Tag Archives: CCP

culture by Emil Hofileña

The Virgin Labfest makes theater honest again

The thirteenth edition of the theater festival showcases 12 new one-act plays that are as sincere as they are ambitious.

At its core, the annual Virgin Labfest (VLF) theater festival has remained more or less the same, even after 13 years. This isn’t to say that the project is resistant to growth; it’s been getting bigger every year, now a full-fledged spectacle at the CCP Little Theater. It’s a far cry from its humble beginnings in 2005 when it still carried the air of something akin to a workshop class. But VLF has remained committed, without much variation, to its initial mission: to showcase those endangered life forms known as one-act plays, and to do so without any restrictions—other than honesty. Thirteen years in, VLF hasn’t lost any of its trademark bite.

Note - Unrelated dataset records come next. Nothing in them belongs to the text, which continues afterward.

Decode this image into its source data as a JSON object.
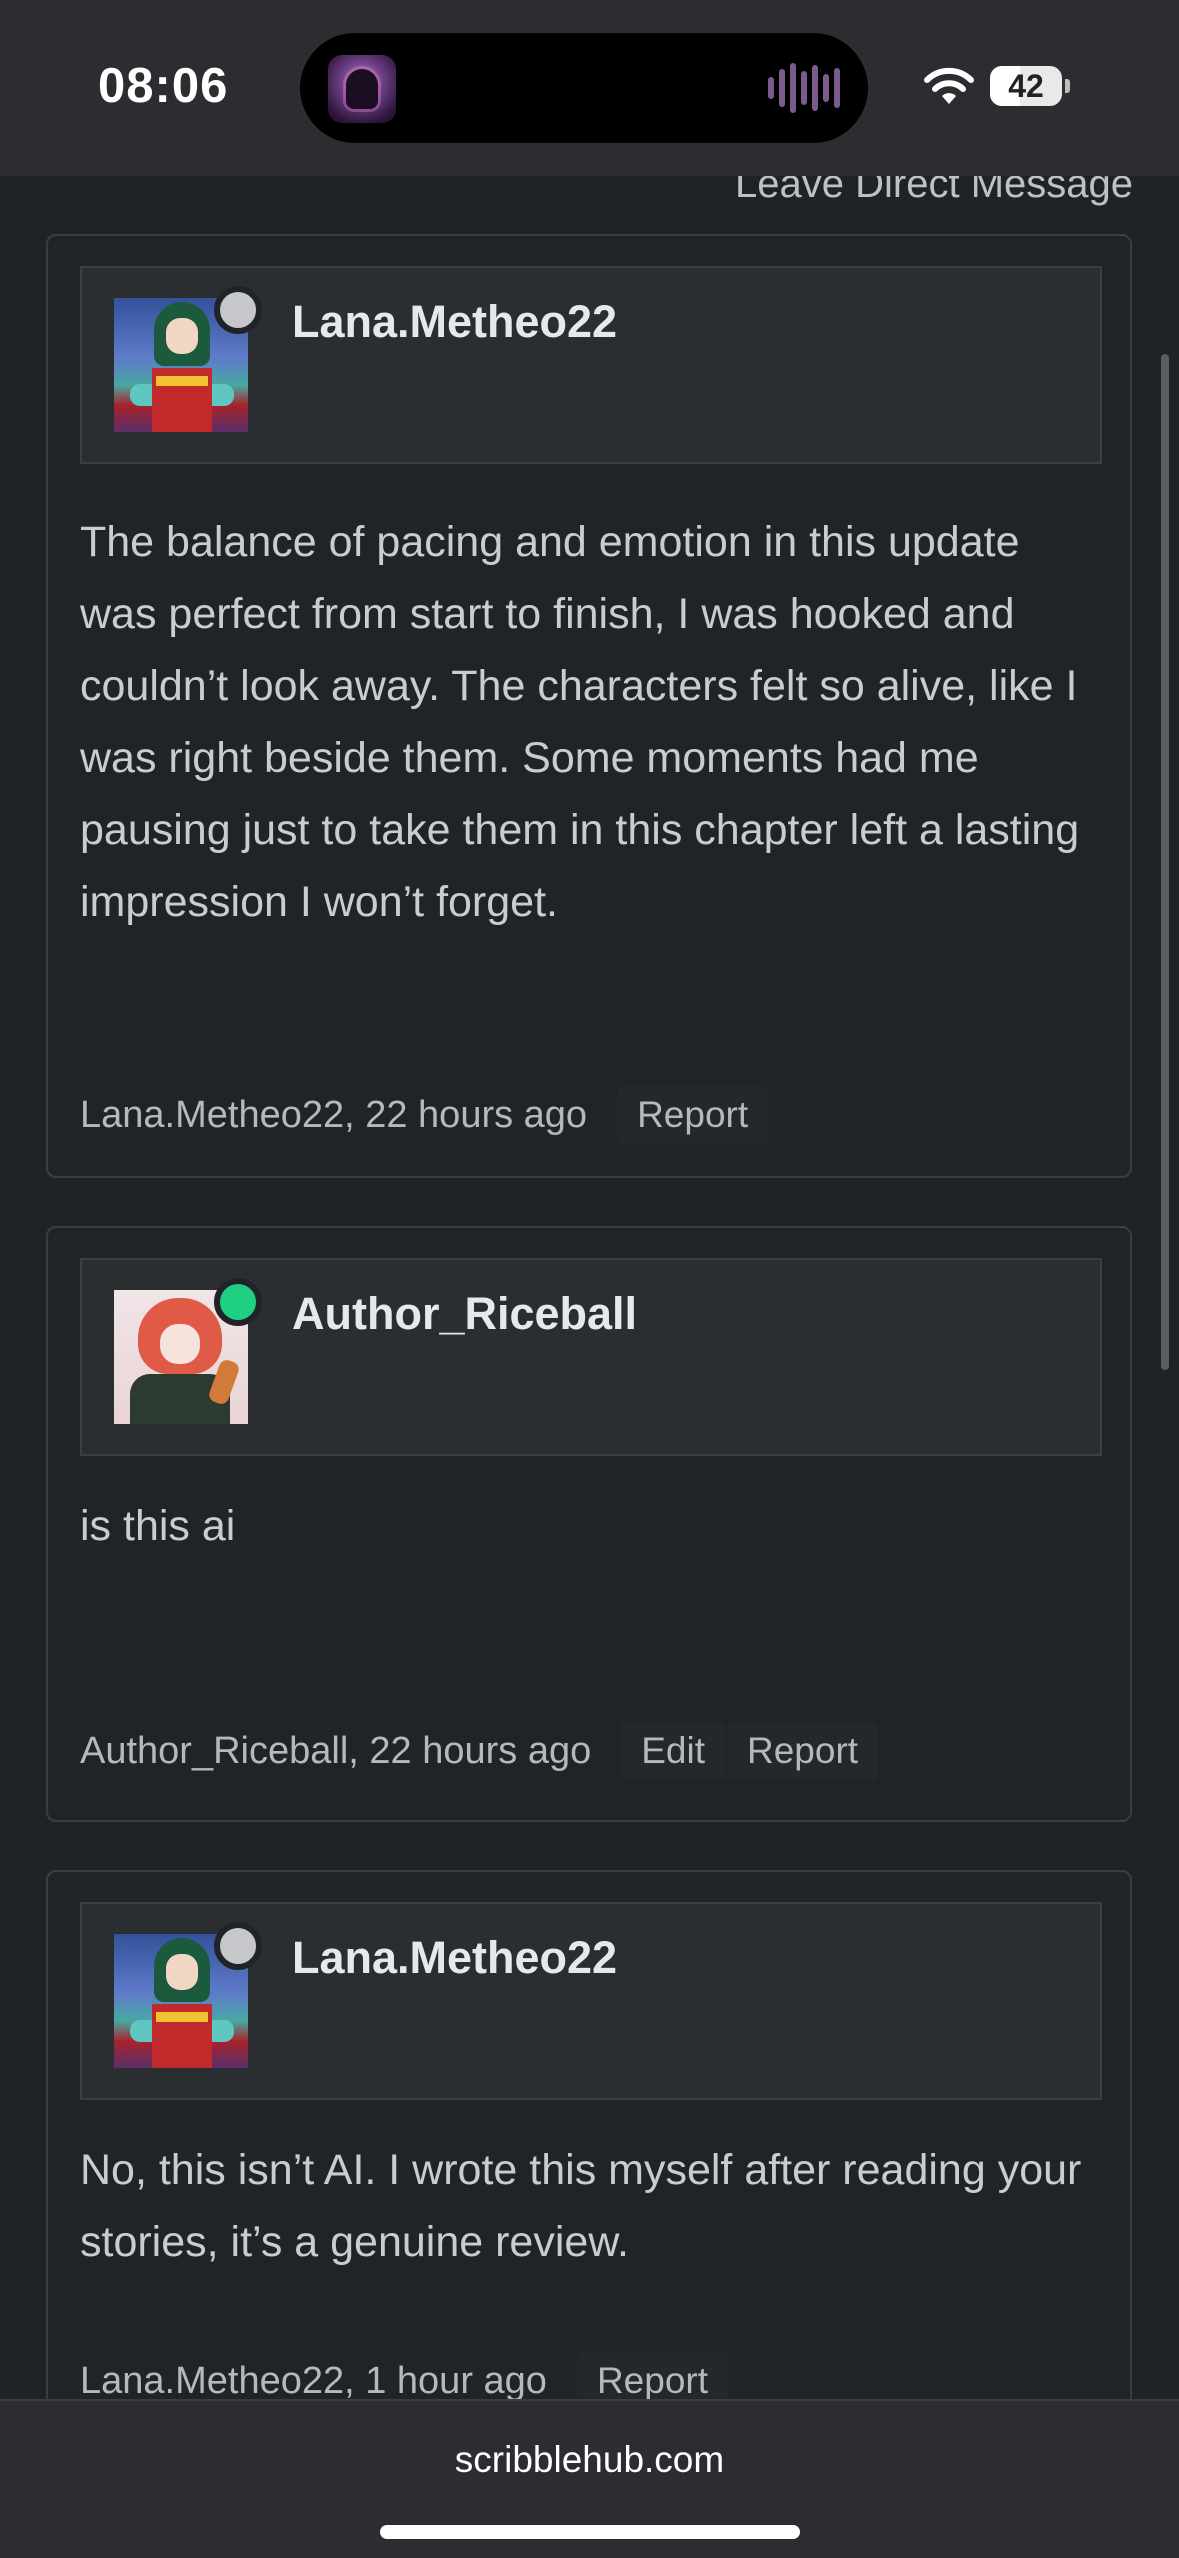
{
  "status_bar": {
    "time": "08:06",
    "battery": "42",
    "battery_level": 0.42
  },
  "header": {
    "leave_dm": "Leave Direct Message"
  },
  "comments": [
    {
      "username": "Lana.Metheo22",
      "online": false,
      "text": "The balance of pacing and emotion in this update was perfect from start to finish, I was hooked and couldn’t look away. The characters felt so alive, like I was right beside them. Some moments had me pausing just to take them in this chapter left a lasting impression I won’t forget.",
      "meta": "Lana.Metheo22, 22 hours ago",
      "actions": [
        "Report"
      ]
    },
    {
      "username": "Author_Riceball",
      "online": true,
      "text": "is this ai",
      "meta": "Author_Riceball, 22 hours ago",
      "actions": [
        "Edit",
        "Report"
      ]
    },
    {
      "username": "Lana.Metheo22",
      "online": false,
      "text": "No, this isn’t AI. I wrote this myself after reading your stories, it’s a genuine review.",
      "meta": "Lana.Metheo22, 1 hour ago",
      "actions": [
        "Report"
      ]
    }
  ],
  "colors": {
    "online": "#1fd083",
    "offline": "#c5c7ca"
  },
  "browser": {
    "url": "scribblehub.com"
  }
}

Alongside three returning plays and a set of staged readings are 12 new, never-before-staged acts selected from a total of 192 submissions. The new plays range from dramas teeming with social commentary to outrageous comedies not for the politically correct to more avant-garde fare that would never see the light of day anywhere else. Not that VLF plays normally aspire to appeal to the tastes of a mainstream audience—they are raw, ambitious, and don’t give a damn if they make anyone feel uncomfortable.

Take, for example, Set D of the current festival program: Adrian Ho’s Sincerity Bikers’ Club, Eliza Victoria’s Ang Bahay sa Gitna ng Kawalan, and Dingdong Novenario’s Nothing but Dreams. Ho’s drama has the audience listen to a group of people having a heated discussion about the tokhang phenomenon and the propagation of fear (a familiar conversation for many a Filipino). Victoria’s one-act horror story uses generous amounts of creepy costumes, projections, and unsettling noises to full effect. And Novenario’s race comedy is, in essence, Guess Who’s Coming to Dinner in a Filipino context, with brash racial humor in every line.Virgin-Labfest-IntextThese three plays alone can give you a pretty good idea of what the VLF spirit typically is: rebellious, urgent and single-minded in approach—but sometimes to a fault. As awe-inspiring as it can be to witness untainted passion onstage, there are times when the plays betray their being untested works. In Set D, each of the plays is so focused on the ideas they want to put across, that other aspects might be left a little lacking. Bahay sa Gitna ng Kawalan is arguably stronger as an intense audiovisual experience than as a straight story. Both Sincerity Bikers’ Club and Nothing but Dreams are more preoccupied with describing the current state of affairs in the Philippines instead of offering a certain solution.

But in the context of VLF, these perceived flaws aren’t damning. The fact is that one simply can’t watch just three of the 12 plays being presented; every play complements the others and contributes to an entire portrait of where we are today, and where theater is today. So if you want to be objective, yes, some of VLF’s plays aren’t always great. But the mission of VLF has always been about the act of creation above all. So long as there is enthusiasm for the festival, and a real desire for playwrights to create honest work, then the project is a success. You can accuse these plays of anything, but not of being insincere.

The genuine quality that VLF has retained over the years is especially striking now, with so much distrust and fear in the country. Instead of playing it safe, VLF only takes on more urgency, leading to not just new plays but a community of playwrights, directors, and actors amateur and professional who aren’t in it for money. It’s a festival that takes down those boundaries that probably shouldn’t even exist in the first place and celebrates the spirit of collaboration among artists—and we’re blessed to be able to witness the fruits of their labor.

Art by Darleen Sy

Emil Hofileña
Emil is a staff writer at Rogue Media. He spends way too much time and money watching movies, crying to Hamilton, and fawning over Carly Rae Jepsen. He believes all stories are worth telling. Follow him on Youtube at youtube.com/cinemil and on Twitter at @EmilHofilena.